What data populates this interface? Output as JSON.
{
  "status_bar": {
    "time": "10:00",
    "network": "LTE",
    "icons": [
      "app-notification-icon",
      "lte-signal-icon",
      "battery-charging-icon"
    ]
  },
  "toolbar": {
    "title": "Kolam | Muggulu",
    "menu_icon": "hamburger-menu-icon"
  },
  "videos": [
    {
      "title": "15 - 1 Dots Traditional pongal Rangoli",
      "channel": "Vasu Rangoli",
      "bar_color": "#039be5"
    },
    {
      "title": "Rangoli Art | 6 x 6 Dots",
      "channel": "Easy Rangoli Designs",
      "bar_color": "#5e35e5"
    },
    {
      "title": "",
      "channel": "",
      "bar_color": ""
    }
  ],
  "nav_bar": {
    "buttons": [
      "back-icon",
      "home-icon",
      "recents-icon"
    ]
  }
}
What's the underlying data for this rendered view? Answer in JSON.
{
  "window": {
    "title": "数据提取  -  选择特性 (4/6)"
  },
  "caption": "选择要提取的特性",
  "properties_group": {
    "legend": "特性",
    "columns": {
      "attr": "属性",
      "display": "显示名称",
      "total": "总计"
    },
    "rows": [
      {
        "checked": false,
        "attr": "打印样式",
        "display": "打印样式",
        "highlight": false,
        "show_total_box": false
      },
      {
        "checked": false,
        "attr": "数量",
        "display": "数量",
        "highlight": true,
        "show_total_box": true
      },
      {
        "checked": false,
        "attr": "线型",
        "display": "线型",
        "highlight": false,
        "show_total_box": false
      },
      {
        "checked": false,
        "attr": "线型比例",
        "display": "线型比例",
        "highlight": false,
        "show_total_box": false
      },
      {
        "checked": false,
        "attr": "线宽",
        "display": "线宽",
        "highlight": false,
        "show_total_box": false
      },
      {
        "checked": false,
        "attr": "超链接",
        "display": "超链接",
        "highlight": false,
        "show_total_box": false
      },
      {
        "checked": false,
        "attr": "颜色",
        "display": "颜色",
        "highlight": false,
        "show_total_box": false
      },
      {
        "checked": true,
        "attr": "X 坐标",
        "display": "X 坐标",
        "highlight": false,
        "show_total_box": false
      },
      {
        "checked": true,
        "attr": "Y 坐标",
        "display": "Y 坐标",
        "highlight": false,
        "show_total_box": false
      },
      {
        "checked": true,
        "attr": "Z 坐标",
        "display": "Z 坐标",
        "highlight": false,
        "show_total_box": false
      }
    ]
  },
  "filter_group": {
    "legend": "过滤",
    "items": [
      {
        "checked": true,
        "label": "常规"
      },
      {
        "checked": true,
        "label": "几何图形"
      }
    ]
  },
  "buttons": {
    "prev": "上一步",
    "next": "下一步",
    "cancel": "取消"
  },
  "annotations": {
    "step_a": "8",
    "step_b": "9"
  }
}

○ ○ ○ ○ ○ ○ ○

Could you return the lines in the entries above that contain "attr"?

      "attr": "属性",
        "attr": "打印样式",
        "attr": "数量",
        "attr": "线型",
        "attr": "线型比例",
        "attr": "线宽",
        "attr": "超链接",
        "attr": "颜色",
        "attr": "X 坐标",
        "attr": "Y 坐标",
        "attr": "Z 坐标",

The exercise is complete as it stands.